Recently, I read and reviewed Stewart Levine’s book, entitled The Best Lawyer You Can Be: A Guide to Physical, Mental, Emotional, and Spiritual Wellness.
In the afterword of the book, Stewart and contributor Louise Phipps Senft, Esq., focus on what it means to practice in a “relational” rather than “transactional” manner.
They urge readers to “take time to read, contemplate, and consider how others’ voices and discern how their expertise affects your thinking and moves you to act in ways that are good for you.”
Like me, many of you may already be following the Relational Mindset or other healthy habits and practices without having unpacked why in detail. I personally have always aimed to translate and apply the Relational Mindset in practice with colleagues and adversaries on a platform of civility and collegiality.
As an example, when I was a young lawyer practicing from a storefront office, I handled small civil matters for working class clientele. At this time, there were a handful of lawyers in the Pittsburgh legal scene that had the reputations of being underhanded and unethical.
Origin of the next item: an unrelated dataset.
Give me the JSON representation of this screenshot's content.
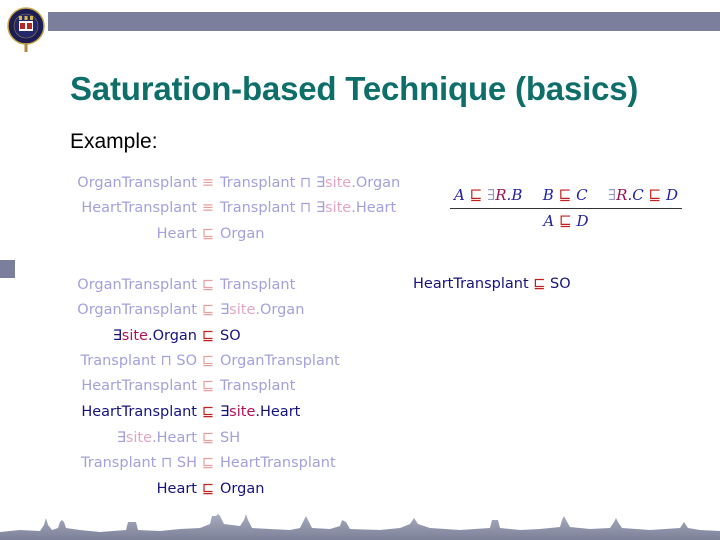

However, I rejected the current legal trend towards Rambo tactics. I tried to work with every opposing counsel and claim adjuster in a cooperative, respectful, and transparent manner. After receiving a few brushback tactics, I resisted the tit-for-tat and handled the tensions with what I hoped was grace and understanding. It worked. I got along well with these notorious lawyers by applying what I now know as a Relational Mindset.
Another attorney in the area had an office in the next neighborhood over, and from the first case, I knew that we would cross paths often. I did what I could to further a positive relationship while not compromising the interests of my clients. I do believe that I achieved better results with my clients by taking the high road. I recall sitting in the lawyer’s office one day and he said something to the effect of, “well, you have always been a straight shooter with me and never nasty, so we can skip the fighting since it won’t be any fun for me. Let’s make the following fair deal now rather than later.”
With a few minor revisions, we made the deal, and I sincerely thanked him as I shook his hand to leave. Because I utilized the Relational Mindset in my approach with him, and he eventually met me halfway, we were able to work together productively and achieve a favorable outcome for each of our clients.
I highly recommend that you read Stewart’s book and consider the areas where you can apply the Relational Mindset to your own practice of law!
Source: Stewart L. Levine, The Best Lawyer You Can Be: A Guide to Physical, Mental, Emotional, and Spiritual Wellness